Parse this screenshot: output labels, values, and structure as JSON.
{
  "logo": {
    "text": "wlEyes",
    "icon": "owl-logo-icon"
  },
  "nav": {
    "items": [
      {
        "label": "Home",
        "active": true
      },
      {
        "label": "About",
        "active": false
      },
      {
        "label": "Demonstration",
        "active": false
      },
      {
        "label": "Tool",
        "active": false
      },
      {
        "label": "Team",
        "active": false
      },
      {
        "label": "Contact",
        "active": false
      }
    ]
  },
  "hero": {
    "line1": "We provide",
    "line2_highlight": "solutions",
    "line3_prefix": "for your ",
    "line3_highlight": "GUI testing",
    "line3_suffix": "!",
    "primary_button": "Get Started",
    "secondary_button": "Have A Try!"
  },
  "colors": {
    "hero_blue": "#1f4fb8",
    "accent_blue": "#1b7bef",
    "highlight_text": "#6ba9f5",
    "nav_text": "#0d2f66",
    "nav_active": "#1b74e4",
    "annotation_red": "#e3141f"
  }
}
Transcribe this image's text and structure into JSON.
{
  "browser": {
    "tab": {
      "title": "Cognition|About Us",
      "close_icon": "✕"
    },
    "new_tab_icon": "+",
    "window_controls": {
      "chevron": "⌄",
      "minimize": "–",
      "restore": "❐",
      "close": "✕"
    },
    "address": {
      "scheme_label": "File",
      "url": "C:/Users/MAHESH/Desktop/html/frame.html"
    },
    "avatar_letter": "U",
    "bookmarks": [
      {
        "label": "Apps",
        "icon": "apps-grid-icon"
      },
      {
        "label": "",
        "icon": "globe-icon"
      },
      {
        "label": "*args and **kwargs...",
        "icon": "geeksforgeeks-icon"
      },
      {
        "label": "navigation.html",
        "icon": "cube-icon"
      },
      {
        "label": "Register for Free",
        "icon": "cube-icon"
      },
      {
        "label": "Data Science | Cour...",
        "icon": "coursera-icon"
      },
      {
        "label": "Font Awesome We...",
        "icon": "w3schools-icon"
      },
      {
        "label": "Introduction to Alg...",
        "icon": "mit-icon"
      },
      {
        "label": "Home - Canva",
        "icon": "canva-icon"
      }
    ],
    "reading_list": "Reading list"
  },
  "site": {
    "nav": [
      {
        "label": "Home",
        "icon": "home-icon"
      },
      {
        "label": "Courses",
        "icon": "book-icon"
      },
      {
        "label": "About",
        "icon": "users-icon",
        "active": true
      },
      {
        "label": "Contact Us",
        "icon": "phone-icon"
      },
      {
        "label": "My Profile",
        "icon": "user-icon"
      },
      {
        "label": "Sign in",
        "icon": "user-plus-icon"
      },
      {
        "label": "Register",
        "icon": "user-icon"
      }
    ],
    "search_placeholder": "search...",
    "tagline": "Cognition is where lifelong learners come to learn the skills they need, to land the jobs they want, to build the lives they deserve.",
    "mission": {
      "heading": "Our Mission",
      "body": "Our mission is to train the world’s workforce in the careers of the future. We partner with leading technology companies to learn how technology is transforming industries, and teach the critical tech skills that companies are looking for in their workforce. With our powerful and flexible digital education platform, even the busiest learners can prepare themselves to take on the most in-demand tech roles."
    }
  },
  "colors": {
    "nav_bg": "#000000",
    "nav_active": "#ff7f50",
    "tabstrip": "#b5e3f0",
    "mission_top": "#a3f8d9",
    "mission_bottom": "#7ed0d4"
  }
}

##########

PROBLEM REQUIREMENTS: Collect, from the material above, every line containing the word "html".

ANSWER SPACE:
      "url": "C:/Users/MAHESH/Desktop/html/frame.html"
        "label": "navigation.html",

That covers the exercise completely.